"The Weatherhead Fortunes" and "Jane Atkinson" form a rather natural trilogy with Our Daily Bread. As far as we can tell, they were written close in time to each other, in the middle 1920's, though "Jane Atkinson" was probably not finished until about 1930. For their subject the three novels look at three aspects of the theme of the disintegration of the family, a theme which fascinated Grove from this time to the writing of Two Generations in about 1936. ...
Groves's Unpublished MAN and its Relation to The Master of the Mill

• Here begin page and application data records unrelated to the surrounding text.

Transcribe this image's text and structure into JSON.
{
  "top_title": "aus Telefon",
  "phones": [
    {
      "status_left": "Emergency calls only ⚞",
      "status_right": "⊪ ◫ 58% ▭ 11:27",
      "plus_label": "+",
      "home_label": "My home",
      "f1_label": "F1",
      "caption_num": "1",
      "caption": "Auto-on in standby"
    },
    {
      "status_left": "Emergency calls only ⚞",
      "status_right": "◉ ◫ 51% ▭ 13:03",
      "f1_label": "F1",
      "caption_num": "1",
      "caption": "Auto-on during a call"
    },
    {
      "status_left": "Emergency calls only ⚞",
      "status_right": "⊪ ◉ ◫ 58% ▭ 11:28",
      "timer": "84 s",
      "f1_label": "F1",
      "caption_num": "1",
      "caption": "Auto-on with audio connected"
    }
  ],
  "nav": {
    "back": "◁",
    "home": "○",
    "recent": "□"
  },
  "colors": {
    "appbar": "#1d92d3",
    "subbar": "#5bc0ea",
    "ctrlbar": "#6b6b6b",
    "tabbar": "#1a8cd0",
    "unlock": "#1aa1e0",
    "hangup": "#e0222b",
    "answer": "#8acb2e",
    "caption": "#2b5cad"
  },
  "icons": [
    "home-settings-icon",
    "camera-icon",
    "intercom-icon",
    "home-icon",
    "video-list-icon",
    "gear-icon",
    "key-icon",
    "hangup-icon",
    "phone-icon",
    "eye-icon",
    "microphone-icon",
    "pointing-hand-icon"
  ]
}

One of the most illuminating documents for the student of Grove's novels is his unpublished Ant Book entitled MAN: His Habits, Social Organisation, and Outlook. A carbon typescript of 262 single-spaced pages, MAN is in part an early version of what became Consider Her Ways (1947), but it is also helpful for the light it sheds on his other published works. ...
The German Novels of Frederick Philip Grove
The title of this paper is a deliberate misnomer: it should, of course, read "The Novels of Felix Paul Greve," but since Dr. Spettigue has now established beyond reasonable doubt that Grove and Greve were identical in the same way that Josef Teodor Konrad Nalecz Korzeniowski was identical with Joseph Conrad, my title is also intended to underscore the fact...
Women in Grove's Novels
In most novels because they are written by men, women are defined by men and in relation to men. Thus when we study the women in Grove,we see women as viewed by a male narrator and in relation to a male protagonist—in an archetypal male-female relationship of mother-son, brother-sister, or man-wife. In these relationships, woman is usually...
Evolution Versus Revolution: Grove's Perception of History
Phil Brandon, the hero of A Search for America, is one of the finest studies in Canadian literature of how an old world man achieves assimilation into a new world environment. Near the end of the novel, Brandon sums up in a concise way, the transformation which he underwent in the process of discovering his own soul. The passage is worth quoting at some length ...
The Literary Significance of Grove's Search
Frederick Philip Grove, as we can see from this afternoon's discussion, has become a fascinating controversial figure. ...
F.P.G.: The Ottawa Interlude
I first met Frederick Philip Grove on March 15, 1930—which was a Saturday. I am able to be so precise because in those days my wife kept a brief journal of our social activities. I was then in the parliamentary press gallery, representing The Toronto Star. ...